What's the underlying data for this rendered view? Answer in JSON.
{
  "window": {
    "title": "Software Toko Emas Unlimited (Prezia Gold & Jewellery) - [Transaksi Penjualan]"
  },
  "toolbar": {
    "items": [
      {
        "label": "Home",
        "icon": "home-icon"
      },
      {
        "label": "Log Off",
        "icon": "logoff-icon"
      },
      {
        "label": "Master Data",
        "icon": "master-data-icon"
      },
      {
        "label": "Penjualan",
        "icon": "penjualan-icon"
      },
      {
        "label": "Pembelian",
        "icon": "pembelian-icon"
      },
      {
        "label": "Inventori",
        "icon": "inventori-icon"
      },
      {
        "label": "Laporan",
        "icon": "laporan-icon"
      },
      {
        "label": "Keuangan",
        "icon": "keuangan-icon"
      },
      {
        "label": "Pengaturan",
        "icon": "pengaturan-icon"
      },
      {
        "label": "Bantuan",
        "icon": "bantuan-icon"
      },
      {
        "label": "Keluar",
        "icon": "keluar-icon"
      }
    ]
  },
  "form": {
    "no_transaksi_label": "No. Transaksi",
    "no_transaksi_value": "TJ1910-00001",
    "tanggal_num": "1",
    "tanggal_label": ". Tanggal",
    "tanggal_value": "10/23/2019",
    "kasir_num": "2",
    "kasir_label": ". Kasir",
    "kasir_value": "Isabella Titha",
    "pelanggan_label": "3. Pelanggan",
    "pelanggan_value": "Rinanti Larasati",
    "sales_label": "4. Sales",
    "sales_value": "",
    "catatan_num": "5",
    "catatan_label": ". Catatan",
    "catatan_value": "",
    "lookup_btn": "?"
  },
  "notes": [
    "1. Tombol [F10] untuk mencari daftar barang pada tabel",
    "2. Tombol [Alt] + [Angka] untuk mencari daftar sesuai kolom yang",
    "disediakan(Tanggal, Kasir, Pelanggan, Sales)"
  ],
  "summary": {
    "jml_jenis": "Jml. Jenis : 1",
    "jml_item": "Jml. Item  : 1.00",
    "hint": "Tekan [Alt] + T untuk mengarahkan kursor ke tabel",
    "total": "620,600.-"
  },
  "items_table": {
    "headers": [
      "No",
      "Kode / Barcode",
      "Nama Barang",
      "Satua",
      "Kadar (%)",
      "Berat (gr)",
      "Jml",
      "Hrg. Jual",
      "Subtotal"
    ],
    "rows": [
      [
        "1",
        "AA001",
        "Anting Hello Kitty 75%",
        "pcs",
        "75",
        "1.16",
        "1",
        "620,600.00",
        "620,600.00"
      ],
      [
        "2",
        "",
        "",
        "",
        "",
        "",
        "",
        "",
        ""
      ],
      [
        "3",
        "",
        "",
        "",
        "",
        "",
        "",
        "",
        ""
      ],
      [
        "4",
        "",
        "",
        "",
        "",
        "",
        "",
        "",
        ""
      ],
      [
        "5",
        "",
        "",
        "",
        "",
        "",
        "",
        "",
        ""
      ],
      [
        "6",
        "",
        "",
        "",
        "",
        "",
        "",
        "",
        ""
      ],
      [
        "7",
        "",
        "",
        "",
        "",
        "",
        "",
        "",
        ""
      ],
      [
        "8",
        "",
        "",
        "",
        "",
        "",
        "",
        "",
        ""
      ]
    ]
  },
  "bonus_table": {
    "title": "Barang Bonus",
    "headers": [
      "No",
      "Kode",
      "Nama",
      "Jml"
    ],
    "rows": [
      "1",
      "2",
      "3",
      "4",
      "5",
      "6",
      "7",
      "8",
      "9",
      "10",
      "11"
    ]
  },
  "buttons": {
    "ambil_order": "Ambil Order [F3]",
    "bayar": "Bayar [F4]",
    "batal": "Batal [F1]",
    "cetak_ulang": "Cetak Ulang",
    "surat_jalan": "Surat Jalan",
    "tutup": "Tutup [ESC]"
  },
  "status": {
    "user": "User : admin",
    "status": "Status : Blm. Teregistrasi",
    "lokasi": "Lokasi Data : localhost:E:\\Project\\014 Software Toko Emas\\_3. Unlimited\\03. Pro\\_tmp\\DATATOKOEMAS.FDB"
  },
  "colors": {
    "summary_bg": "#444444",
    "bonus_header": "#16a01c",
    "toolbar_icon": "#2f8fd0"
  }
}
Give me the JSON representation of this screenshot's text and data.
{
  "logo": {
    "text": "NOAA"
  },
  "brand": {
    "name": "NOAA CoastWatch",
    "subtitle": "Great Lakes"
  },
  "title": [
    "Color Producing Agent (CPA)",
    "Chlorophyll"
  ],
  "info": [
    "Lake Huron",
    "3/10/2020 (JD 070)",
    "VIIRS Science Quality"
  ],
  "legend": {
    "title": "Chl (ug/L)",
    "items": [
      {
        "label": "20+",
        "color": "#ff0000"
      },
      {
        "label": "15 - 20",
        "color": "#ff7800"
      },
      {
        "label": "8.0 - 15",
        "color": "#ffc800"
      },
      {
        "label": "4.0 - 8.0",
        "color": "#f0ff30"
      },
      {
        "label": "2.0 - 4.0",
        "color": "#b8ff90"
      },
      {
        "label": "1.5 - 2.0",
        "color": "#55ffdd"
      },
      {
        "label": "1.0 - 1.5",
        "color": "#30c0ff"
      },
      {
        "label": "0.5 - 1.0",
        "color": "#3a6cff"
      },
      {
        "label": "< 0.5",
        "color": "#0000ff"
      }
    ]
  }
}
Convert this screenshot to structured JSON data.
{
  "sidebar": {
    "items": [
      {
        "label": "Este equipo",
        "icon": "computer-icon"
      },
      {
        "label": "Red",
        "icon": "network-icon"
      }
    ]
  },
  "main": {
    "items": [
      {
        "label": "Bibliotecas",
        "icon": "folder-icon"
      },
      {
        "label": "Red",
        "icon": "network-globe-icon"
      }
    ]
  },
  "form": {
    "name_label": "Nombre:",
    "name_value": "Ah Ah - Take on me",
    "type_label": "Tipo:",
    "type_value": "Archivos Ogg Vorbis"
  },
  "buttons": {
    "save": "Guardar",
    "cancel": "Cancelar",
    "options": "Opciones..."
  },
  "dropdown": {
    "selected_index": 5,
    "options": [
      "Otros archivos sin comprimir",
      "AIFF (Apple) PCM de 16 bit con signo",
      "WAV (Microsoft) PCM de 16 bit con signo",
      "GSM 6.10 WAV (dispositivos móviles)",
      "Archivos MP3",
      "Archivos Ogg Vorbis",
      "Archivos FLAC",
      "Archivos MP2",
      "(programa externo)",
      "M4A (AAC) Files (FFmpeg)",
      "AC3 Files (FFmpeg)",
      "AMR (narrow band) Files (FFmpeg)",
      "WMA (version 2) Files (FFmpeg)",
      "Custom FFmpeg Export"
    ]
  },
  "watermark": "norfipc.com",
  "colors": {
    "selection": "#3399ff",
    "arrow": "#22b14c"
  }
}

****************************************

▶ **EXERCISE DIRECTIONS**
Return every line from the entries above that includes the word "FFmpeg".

▶ **REPLY**
      "M4A (AAC) Files (FFmpeg)",
      "AC3 Files (FFmpeg)",
      "AMR (narrow band) Files (FFmpeg)",
      "WMA (version 2) Files (FFmpeg)",
      "Custom FFmpeg Export"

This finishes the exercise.